[Opening Data for this exercise section]
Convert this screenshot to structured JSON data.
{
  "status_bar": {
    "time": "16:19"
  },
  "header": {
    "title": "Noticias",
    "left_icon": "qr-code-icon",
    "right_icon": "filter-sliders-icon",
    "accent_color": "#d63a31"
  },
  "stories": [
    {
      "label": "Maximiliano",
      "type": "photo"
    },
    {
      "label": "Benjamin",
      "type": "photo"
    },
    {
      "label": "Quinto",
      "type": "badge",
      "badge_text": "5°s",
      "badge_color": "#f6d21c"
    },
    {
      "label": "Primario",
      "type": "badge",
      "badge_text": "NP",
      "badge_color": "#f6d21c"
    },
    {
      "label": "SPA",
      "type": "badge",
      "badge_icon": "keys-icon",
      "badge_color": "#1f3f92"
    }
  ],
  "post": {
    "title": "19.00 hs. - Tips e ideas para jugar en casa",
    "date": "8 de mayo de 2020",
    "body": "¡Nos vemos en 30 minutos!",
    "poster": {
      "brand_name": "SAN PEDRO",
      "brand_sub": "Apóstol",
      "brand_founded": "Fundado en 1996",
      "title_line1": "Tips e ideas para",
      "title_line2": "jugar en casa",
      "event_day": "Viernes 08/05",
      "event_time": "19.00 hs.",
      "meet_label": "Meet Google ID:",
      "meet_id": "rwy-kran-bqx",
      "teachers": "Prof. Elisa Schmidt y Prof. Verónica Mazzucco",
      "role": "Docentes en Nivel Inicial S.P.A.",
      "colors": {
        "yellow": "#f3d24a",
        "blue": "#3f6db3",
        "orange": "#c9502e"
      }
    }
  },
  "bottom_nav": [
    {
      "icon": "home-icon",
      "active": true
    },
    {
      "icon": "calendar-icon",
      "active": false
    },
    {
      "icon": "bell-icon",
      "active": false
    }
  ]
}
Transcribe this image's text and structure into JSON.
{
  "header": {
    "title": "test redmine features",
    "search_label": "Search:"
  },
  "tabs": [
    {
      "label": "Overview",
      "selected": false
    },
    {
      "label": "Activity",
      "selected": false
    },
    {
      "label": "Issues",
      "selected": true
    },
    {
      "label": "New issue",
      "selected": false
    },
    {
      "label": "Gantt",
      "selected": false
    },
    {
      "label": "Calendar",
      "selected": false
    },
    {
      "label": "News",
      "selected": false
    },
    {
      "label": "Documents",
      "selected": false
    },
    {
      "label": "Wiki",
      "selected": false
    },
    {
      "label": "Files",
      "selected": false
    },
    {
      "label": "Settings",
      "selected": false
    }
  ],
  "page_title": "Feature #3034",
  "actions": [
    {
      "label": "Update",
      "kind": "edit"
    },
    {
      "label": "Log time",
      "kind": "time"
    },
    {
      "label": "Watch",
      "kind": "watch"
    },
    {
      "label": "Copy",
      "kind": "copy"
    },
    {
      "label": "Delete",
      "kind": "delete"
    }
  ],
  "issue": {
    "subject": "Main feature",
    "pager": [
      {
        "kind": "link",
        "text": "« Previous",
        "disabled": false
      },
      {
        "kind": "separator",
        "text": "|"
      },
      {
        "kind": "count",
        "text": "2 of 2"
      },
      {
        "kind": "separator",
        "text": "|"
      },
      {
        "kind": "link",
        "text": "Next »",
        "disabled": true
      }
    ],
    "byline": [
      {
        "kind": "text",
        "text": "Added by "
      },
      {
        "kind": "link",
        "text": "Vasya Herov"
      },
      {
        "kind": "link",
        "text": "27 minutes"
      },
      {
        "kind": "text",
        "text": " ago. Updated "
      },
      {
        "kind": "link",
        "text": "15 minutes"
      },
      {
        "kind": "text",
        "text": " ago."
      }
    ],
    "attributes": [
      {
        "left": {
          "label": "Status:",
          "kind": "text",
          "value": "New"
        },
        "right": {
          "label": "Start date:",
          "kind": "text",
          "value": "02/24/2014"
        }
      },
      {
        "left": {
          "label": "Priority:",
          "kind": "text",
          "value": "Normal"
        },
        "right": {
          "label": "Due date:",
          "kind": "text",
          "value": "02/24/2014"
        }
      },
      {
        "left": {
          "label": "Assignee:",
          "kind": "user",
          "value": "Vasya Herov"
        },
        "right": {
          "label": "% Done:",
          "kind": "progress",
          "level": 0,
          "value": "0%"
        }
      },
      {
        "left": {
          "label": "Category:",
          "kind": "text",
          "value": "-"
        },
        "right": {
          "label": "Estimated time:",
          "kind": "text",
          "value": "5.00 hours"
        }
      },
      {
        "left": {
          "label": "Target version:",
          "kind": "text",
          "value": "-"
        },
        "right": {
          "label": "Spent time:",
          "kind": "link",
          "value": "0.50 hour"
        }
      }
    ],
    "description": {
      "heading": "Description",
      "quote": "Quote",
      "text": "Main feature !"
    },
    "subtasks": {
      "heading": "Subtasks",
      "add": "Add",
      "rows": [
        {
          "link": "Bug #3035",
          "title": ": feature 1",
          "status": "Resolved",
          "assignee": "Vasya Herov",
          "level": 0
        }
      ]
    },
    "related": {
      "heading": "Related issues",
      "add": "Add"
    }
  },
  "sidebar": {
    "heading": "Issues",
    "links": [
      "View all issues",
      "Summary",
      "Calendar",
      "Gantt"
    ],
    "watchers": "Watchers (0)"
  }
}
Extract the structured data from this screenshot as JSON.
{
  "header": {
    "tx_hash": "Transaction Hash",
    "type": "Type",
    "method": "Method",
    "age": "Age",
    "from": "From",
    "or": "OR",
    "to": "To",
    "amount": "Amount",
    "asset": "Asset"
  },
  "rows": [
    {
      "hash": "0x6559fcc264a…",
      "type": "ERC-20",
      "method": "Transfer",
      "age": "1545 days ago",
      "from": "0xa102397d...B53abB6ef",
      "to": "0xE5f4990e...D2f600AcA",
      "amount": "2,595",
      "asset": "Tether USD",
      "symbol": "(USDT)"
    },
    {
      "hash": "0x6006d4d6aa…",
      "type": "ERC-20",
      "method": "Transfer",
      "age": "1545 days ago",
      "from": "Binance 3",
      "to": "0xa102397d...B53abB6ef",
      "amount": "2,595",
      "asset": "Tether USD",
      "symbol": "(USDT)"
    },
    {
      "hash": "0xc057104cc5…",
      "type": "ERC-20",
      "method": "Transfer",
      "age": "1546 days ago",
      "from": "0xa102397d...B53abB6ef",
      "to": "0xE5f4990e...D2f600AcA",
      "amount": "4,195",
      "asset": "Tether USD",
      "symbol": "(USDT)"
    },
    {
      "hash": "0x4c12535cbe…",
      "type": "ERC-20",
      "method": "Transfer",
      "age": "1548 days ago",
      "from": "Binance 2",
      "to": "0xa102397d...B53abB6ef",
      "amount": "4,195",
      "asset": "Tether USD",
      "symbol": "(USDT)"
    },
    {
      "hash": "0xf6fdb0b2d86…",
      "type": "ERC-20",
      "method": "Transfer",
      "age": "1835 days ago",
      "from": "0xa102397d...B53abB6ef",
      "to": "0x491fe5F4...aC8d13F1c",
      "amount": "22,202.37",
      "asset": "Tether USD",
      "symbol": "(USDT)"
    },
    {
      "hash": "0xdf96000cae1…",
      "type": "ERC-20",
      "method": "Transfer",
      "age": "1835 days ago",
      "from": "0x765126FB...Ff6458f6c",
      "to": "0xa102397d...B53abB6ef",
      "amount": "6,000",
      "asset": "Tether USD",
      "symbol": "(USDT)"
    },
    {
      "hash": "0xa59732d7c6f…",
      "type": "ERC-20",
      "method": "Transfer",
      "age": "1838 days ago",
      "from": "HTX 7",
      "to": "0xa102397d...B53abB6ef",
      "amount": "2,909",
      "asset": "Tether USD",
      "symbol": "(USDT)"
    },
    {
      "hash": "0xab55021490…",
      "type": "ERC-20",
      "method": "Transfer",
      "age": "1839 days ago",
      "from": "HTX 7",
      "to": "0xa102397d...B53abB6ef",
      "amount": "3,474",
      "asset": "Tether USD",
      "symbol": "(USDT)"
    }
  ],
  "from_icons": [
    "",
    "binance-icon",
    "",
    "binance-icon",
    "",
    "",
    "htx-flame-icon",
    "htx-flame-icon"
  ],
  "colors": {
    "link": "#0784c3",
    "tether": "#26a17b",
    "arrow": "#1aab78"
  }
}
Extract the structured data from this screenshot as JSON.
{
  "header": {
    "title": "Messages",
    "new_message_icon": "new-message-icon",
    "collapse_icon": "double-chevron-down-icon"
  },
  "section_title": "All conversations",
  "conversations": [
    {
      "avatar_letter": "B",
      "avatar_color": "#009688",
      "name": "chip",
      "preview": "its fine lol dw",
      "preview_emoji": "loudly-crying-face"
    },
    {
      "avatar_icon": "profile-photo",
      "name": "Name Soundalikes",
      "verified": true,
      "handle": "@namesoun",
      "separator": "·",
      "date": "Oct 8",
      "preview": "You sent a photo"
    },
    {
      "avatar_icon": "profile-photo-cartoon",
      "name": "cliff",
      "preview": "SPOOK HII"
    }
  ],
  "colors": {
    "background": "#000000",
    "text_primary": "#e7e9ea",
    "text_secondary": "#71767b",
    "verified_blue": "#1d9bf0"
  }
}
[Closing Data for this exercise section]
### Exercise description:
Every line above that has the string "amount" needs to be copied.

### Problem solution:
    "amount": "Amount",
      "amount": "2,595",
      "amount": "2,595",
      "amount": "4,195",
      "amount": "4,195",
      "amount": "22,202.37",
      "amount": "6,000",
      "amount": "2,909",
      "amount": "3,474",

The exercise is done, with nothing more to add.